WFP had notified the Sudanese government of plans to distribute food in
Bieh, Melo said. “All interventions are cleared ahead of time and this one was also cleared,” Melo said. The U.N. Office for the Coordination of Humanitarian Assistance in the Sudanese capital, Khartoum, sent a letter of protest to the Sudanese government Thursday, Melo said.
Sudanese government officials were not immediately available for comment
Thursday afternoon. “Such attacks, deliberately targeting civilians about to receive humanitarian aid, are absolutely and utterly unacceptable,” WFP chief Catherine Bertini said in a statement. “This attack – the second of this
kind in less than two weeks – is an intolerable affront to human life
and humanitarian work.”
The southern Sudanese rebels are fighting for autonomy for the south,
where most people are Christian or follow traditional beliefs.
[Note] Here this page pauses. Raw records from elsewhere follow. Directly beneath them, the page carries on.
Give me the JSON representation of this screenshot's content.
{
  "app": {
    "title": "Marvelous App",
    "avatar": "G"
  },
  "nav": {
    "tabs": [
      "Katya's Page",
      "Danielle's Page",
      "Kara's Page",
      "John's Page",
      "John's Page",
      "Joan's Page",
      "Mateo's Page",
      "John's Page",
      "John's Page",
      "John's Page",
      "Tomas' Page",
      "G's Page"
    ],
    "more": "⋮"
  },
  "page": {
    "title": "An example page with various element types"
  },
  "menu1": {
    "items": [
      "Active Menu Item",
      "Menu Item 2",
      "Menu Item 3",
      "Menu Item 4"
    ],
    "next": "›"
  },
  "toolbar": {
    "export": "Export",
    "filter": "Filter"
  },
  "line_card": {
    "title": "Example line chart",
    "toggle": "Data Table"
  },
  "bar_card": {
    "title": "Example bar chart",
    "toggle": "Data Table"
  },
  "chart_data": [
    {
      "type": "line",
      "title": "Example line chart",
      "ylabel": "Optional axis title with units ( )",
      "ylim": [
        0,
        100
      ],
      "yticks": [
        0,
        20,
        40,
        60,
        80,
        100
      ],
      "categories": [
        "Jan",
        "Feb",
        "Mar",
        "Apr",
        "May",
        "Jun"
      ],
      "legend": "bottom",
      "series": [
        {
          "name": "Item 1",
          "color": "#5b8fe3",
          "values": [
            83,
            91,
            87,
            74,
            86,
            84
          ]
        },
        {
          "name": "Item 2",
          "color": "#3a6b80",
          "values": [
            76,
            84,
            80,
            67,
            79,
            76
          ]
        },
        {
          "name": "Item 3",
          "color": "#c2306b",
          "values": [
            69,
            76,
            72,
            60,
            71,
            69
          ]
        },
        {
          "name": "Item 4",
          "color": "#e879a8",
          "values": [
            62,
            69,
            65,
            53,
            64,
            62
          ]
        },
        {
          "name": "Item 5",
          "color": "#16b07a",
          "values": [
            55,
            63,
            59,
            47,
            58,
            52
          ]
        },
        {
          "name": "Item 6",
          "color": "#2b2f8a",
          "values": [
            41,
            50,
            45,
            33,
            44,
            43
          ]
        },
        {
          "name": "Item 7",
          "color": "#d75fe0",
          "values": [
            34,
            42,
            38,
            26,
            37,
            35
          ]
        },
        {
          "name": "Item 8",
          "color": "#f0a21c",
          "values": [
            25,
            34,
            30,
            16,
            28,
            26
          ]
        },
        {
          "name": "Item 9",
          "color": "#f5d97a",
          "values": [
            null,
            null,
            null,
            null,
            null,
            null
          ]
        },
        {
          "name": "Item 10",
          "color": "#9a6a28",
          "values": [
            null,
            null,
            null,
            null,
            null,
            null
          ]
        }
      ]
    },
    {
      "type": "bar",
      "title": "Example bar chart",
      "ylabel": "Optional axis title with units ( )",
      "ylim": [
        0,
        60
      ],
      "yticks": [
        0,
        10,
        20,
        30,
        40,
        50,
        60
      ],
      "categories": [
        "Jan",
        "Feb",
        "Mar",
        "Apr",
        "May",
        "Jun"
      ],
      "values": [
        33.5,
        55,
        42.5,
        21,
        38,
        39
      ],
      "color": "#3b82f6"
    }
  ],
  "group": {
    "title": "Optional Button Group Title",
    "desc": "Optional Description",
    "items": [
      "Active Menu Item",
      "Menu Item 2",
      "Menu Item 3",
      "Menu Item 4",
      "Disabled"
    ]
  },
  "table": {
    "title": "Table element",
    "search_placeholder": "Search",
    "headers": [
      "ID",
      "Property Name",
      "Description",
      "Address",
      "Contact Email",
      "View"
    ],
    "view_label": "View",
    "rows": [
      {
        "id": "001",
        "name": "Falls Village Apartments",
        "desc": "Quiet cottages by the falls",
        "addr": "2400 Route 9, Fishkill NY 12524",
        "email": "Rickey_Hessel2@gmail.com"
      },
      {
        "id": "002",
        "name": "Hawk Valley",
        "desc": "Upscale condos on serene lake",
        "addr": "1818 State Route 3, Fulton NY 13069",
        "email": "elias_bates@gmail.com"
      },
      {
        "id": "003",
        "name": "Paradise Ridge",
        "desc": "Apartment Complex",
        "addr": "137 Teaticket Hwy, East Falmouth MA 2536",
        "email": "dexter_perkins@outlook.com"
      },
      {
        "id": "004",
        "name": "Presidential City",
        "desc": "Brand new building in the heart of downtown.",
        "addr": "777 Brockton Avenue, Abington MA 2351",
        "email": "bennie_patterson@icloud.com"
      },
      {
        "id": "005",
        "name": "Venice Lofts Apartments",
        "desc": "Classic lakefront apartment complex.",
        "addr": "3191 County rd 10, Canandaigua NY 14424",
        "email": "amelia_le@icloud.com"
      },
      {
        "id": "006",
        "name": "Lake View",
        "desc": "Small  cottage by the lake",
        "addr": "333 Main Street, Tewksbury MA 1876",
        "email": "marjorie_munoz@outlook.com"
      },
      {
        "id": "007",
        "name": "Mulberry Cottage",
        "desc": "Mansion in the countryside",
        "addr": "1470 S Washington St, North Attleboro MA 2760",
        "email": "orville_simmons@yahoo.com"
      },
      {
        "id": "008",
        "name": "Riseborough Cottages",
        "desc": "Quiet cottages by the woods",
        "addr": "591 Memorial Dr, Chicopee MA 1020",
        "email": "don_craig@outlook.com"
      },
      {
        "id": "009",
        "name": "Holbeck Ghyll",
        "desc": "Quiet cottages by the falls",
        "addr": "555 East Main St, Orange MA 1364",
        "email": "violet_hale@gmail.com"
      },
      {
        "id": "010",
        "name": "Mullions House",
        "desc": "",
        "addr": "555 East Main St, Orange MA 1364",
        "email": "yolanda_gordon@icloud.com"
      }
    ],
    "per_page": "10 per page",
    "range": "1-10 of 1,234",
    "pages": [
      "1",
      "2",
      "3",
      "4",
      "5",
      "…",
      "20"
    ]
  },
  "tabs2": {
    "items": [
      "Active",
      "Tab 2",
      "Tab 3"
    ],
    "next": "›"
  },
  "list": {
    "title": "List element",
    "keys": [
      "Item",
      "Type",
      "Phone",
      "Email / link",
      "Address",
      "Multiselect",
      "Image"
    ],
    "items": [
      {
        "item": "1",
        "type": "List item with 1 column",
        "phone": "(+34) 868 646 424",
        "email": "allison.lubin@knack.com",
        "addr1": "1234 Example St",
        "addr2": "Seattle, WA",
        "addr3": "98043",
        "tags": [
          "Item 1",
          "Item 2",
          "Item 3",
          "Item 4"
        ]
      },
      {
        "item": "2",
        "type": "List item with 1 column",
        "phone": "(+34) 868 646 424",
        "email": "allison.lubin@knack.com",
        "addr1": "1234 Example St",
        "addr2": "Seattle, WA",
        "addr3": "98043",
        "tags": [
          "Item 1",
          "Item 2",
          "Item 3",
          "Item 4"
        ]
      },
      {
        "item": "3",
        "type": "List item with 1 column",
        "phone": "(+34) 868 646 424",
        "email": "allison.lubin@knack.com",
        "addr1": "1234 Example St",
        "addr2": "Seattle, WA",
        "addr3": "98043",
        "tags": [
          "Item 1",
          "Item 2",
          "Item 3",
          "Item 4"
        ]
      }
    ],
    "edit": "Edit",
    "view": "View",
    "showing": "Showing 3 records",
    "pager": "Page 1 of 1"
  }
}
The
Sudanese government enforces Islamic law where it is in control. The
discovery of oil in part of southern Sudan has led to more intense
fighting in recent years.
Two children were killed and about a dozen people injured on Feb. 10 when a Sudanese government plane dropped six bombs on the southern village of Akuem as residents were collecting food. The food had been airdropped into the village by WFP three hours before the bombing. A few days later, the Sudanese government apologized for the incident, describing the attack as a “regrettable accident.”
The United States has stepped up efforts to negotiate an end to the
Sudanese civil war in recent months and recently brokered a cease-fire
in the Nuba Mountains. Fighting has largely stopped in that area, but
the rebels said Friday that they doubt the government’s sincerity.
“Yesterday’s helicopter assault proves that the regime’s leadership
cannot be trusted. They are determined to derail the peace efforts of
the Government of the U.S.A.,” rebel spokesman Samson Kwaje said in a
statement Thursday. “We again appeal to the international community to
stand by its obligations and charge the Khartoum regime with crimes
against humanity and genocide.”